I probably should have put "loading software" as the first issue, I spend a lot of time figuring out which version is the latest version, for my particular board and my particular display, and getting all the steps squared away. Once you have it figured out it's just a moment to load, but it took quite a while to get everything organized.
The big question everyone has is what about spurs and harmonics. Using my AD2 as a spectrum analyzer, my radio looks pretty clean, but I do see the third harmonic. Using my non-calibrated bench, it looks like my build has the third harmonic down about 38dB. I played around quite a bit with different bands, adjusting the gain on RV1 down to output of 5, 4, 3 watts. I tried using CW and also putting a 1000Hz at 50mV signal into the mike circuit. This testing is not conclusive because it's at the upper limit of my skill and tools ... but I definitely see the third harmonic and it's not below 43dB on my amateur bench. So I'm going to do more testing ... For the moment I'm not losing sleep over a stray 500mV RF signal. Most likely I will add an external filter to take it the rest of the way out.
My advice to a new person who is thinking about building this radio ... it's pretty obvious, but this is not a plug and play building experience. It's not the linear kit build of the Heathkit days, with check boxes and step by step instructions. The uBitx is a kit of parts, you have to figure out how to put it together ... and there are a lot of options and choices you have to make. I did not keep track of how much time I spent on my build, but it wasn't soldering iron time. By far the time was spent reading through this group, other builders' blog posts, and some basic electrical component theory (how does the click-switch thing on a variable pot actually work? How does a rotary encoder actually work?). When I finally figured out how it is supposed to work, soldering up (or loading software) was a small amount of time. I have built a few things (smaller than this) with step by step linear instructions but I took on the uBitx build as a step-up challenge. I also mentioned my test equipment, which really makes a difference. I believe that some really skilled builders get it built using nothing but a soldering iron, but I would say that is an extra level of difficulty!
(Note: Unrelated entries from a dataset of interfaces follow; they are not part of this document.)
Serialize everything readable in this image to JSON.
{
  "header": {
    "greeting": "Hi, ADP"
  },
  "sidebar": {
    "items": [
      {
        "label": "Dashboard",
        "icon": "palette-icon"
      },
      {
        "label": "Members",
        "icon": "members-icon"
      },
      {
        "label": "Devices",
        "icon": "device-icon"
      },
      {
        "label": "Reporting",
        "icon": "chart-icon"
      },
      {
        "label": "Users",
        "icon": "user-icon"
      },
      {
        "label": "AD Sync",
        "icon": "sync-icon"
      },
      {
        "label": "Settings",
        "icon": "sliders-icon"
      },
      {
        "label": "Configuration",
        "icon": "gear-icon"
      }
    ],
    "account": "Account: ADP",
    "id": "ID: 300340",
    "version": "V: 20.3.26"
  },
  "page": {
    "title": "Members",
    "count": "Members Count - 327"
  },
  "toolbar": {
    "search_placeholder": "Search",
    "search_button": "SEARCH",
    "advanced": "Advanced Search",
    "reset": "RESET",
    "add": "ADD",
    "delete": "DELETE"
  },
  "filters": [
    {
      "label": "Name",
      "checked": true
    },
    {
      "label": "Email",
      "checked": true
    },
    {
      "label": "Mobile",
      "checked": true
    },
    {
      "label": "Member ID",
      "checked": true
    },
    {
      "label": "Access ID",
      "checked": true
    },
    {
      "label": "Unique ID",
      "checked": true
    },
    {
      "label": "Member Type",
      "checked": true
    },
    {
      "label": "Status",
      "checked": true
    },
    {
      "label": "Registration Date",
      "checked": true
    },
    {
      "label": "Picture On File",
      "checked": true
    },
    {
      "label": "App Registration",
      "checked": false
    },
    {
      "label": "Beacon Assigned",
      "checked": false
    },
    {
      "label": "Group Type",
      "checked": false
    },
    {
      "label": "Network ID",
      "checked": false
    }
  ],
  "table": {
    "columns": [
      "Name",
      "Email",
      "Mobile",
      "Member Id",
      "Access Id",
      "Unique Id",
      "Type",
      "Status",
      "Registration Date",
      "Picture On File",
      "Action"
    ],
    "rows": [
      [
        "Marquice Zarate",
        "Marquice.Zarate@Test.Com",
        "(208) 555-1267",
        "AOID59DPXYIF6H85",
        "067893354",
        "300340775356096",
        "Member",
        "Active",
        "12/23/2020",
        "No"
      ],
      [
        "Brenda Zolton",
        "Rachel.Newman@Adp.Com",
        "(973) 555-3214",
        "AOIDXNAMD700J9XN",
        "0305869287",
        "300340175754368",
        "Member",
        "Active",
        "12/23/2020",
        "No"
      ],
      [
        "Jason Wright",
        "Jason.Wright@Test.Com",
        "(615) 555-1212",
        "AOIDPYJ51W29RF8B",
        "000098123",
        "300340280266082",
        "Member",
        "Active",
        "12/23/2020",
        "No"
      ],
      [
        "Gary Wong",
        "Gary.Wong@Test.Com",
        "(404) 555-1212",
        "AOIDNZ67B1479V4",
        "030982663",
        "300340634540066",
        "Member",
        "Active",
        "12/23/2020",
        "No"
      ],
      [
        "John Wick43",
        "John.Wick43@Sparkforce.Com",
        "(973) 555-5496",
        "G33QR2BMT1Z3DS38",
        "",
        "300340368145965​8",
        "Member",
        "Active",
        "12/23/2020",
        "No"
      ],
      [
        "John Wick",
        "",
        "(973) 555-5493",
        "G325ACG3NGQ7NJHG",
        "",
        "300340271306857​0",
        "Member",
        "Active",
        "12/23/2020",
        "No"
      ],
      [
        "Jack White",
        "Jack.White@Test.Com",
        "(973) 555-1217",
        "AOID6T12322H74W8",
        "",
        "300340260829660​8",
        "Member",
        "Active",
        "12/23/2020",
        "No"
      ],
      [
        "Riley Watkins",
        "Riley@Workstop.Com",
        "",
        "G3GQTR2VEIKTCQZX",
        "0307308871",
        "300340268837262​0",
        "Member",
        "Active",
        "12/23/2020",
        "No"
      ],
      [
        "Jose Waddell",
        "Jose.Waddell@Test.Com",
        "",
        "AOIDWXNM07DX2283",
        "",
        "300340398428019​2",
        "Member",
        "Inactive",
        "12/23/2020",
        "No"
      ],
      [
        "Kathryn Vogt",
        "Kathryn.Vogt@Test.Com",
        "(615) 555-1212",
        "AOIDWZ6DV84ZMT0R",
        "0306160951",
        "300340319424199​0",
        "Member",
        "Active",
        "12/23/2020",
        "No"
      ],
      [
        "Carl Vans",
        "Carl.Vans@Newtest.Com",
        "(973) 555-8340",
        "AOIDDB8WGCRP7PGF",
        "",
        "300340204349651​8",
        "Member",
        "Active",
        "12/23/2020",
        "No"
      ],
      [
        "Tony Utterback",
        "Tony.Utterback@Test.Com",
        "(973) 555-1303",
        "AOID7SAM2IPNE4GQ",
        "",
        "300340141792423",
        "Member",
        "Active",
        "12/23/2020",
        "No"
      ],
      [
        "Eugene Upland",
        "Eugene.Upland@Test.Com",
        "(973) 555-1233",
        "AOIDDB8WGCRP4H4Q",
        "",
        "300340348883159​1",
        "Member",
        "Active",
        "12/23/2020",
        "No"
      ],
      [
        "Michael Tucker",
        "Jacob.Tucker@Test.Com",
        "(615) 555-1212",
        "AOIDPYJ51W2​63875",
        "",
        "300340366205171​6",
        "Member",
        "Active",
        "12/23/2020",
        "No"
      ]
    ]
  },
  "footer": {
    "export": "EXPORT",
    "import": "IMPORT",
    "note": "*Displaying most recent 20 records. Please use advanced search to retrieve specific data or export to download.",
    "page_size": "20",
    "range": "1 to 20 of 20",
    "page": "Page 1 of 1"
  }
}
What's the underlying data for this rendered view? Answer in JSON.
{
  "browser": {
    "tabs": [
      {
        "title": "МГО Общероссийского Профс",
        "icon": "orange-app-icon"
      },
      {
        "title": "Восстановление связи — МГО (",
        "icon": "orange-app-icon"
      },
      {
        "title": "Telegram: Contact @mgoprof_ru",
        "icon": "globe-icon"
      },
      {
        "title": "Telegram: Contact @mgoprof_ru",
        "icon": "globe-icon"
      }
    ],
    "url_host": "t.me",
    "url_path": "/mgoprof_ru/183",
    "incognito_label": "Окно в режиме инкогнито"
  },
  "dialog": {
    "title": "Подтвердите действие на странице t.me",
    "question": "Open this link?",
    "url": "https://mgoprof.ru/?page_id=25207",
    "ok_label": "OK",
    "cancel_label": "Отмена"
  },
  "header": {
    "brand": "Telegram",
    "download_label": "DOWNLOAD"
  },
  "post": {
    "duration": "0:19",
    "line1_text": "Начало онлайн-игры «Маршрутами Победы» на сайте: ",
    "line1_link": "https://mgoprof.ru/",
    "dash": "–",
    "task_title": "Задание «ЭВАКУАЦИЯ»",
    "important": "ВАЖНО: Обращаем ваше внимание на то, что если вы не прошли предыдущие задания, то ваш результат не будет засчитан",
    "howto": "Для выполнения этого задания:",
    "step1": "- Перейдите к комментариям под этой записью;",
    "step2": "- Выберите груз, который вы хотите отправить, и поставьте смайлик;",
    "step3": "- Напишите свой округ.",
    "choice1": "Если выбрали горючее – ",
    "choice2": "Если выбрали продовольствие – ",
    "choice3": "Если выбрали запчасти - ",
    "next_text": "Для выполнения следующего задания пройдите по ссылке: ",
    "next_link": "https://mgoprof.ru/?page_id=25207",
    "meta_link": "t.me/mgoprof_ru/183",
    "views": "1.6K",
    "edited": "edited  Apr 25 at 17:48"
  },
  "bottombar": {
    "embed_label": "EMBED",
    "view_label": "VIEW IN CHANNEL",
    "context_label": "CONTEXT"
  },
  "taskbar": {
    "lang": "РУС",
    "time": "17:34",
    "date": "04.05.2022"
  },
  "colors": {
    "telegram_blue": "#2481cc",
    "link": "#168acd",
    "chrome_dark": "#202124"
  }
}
My advice is don't try to do this kit as your first beginner kit, and also handicap yourself with having no test equipment.
All this being said, I love this build, it's a great learning experience and I want to thank everyone in this group for such a helpful and friendly community.